*** DATASET EXCERPTS Section Begins ***
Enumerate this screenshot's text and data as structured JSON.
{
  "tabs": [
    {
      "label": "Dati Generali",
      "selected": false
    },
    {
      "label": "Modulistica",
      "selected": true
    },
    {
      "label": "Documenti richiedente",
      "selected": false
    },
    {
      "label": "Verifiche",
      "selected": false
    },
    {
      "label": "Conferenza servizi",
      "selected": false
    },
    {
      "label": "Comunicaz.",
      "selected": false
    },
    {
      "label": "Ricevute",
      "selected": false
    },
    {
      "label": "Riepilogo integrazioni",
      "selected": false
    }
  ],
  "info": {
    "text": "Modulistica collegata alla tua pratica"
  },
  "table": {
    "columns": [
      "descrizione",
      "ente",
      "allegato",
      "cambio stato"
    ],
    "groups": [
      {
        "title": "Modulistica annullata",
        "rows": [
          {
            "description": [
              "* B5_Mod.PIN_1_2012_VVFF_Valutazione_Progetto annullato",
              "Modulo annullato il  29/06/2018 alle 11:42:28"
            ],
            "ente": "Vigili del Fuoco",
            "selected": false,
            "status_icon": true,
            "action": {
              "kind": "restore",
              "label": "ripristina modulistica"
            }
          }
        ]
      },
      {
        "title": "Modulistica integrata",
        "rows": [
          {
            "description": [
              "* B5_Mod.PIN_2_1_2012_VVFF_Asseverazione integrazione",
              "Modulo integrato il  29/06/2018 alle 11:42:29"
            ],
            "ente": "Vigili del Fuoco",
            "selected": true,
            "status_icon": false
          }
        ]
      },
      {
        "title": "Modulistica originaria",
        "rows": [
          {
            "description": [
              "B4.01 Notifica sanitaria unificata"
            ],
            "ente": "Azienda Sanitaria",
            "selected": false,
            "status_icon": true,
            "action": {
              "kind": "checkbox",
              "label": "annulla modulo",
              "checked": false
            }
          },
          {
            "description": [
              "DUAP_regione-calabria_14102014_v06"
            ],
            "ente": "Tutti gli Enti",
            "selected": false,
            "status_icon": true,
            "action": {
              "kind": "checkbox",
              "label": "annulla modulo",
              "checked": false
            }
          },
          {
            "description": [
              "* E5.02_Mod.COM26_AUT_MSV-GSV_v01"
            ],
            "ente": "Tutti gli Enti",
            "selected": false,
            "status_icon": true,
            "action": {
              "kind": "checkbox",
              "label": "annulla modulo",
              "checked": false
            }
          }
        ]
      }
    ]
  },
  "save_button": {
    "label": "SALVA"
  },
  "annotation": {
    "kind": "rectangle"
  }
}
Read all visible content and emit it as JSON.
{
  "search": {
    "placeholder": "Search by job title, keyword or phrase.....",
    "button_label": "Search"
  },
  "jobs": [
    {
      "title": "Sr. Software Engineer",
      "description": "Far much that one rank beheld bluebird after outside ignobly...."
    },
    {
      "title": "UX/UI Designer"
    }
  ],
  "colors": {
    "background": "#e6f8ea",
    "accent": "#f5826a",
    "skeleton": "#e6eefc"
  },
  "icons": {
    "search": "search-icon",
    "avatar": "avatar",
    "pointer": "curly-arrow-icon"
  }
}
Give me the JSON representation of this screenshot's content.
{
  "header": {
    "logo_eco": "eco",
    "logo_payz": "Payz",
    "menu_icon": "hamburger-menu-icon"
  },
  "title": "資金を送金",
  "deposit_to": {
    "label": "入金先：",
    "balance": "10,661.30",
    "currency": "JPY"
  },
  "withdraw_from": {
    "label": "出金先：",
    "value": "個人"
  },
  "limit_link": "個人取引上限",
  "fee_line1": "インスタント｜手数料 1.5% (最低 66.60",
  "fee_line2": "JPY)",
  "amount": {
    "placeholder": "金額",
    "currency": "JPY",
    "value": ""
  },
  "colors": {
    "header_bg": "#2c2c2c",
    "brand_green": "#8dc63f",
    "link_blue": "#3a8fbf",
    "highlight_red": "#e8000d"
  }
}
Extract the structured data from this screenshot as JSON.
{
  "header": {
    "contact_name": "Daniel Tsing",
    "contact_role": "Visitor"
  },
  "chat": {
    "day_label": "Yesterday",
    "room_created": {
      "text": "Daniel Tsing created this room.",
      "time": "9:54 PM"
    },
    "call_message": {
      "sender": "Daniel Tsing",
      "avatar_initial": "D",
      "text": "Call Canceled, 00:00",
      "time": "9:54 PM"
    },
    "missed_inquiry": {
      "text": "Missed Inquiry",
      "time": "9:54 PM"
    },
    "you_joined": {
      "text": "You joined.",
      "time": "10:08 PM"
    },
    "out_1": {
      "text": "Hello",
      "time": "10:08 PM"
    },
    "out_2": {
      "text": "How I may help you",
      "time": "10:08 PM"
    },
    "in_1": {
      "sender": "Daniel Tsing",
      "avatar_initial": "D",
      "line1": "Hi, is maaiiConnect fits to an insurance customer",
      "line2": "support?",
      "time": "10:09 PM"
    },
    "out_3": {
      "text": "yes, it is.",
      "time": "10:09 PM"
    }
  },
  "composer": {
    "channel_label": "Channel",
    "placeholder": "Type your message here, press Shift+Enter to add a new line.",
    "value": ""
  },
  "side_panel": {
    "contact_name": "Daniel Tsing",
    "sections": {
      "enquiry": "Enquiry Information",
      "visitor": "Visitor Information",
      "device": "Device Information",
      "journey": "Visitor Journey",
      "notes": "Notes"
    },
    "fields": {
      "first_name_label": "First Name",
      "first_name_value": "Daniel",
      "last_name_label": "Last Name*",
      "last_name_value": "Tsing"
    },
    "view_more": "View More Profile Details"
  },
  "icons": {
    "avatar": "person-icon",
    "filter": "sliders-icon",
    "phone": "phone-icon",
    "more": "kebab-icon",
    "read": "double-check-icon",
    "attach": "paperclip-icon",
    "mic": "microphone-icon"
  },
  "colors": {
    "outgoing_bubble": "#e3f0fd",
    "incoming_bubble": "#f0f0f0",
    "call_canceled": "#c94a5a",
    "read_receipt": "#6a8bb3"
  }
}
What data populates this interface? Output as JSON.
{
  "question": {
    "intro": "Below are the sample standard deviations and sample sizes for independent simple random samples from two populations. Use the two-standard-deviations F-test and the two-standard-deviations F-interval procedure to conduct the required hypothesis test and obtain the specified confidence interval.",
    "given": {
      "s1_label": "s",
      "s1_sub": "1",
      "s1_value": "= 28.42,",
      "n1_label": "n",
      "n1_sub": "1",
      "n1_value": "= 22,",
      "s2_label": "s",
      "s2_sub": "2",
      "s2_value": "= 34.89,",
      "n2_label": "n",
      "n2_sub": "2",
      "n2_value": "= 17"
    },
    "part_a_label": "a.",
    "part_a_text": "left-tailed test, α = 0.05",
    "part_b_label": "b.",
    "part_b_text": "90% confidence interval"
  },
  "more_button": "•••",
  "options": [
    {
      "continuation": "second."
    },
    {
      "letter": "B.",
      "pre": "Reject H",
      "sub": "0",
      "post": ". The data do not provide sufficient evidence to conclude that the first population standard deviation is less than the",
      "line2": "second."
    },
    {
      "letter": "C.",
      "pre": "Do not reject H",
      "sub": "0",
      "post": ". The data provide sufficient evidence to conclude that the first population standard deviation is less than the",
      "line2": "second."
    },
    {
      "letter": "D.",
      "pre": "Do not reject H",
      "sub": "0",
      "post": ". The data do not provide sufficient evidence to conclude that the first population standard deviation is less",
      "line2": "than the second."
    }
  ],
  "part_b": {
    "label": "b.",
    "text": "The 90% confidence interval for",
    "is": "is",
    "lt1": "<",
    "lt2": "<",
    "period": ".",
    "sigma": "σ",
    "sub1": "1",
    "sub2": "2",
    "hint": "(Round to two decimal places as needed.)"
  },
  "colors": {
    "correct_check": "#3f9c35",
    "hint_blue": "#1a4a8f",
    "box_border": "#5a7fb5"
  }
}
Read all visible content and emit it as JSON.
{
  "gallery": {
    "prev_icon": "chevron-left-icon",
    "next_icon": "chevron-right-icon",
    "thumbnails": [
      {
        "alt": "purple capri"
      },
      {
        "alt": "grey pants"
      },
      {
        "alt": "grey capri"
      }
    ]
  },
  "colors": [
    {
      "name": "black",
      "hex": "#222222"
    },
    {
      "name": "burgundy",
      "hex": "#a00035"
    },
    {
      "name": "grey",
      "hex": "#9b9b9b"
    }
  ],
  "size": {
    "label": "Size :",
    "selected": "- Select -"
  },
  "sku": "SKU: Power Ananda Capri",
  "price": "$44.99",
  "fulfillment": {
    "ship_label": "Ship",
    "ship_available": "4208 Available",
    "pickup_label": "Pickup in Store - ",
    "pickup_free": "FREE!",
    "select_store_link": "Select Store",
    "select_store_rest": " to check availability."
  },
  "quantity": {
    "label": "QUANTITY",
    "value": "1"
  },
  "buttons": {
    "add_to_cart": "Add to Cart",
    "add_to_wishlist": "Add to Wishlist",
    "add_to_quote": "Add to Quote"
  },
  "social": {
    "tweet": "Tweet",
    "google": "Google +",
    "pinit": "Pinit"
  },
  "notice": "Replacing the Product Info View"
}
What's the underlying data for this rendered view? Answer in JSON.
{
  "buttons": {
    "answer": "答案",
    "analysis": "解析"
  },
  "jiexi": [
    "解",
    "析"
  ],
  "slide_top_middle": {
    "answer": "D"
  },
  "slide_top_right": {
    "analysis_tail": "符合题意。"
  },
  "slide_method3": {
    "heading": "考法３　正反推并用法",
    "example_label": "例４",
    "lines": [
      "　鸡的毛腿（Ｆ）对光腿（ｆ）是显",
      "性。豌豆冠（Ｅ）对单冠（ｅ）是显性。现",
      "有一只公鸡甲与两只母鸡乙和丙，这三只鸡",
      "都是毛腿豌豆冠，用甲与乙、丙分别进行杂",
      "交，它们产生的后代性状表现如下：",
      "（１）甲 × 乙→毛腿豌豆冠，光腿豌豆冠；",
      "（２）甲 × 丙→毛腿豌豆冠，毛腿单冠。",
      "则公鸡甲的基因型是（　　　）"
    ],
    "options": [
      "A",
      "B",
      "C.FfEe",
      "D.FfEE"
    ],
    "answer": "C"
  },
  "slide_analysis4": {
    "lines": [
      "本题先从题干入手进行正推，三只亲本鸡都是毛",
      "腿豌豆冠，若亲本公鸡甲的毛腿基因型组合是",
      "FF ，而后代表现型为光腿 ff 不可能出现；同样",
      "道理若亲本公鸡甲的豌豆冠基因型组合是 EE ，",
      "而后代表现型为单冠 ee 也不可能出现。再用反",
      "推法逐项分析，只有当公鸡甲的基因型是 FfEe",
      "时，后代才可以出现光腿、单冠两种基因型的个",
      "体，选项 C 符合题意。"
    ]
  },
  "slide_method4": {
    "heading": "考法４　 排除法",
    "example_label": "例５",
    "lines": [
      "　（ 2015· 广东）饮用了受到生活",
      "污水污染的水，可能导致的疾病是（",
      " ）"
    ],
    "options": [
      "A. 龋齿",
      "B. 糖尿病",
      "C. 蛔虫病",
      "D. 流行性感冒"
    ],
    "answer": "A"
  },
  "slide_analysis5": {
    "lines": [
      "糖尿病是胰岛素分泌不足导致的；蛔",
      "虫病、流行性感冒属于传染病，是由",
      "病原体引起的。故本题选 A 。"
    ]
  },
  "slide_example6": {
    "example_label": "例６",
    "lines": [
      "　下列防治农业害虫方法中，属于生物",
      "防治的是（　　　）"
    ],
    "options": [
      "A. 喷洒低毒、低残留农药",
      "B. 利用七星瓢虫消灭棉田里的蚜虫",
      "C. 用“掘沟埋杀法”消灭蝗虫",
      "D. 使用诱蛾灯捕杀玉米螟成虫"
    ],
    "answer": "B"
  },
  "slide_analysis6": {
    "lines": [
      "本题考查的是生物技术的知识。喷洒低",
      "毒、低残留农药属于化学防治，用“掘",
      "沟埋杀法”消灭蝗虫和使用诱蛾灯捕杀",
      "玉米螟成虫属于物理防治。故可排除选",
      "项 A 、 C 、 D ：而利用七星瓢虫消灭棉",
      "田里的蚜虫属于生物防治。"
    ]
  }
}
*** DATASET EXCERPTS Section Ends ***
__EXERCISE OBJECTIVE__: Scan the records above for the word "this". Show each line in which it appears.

__EXERCISE ANSWER__:
Enumerate this screenshot's text and data as structured JSON.
Give me the JSON representation of this screenshot's content.
Extract the structured data from this screenshot as JSON.
      "text": "Daniel Tsing created this room.",
What data populates this interface? Output as JSON.
What's the underlying data for this rendered view? Answer in JSON.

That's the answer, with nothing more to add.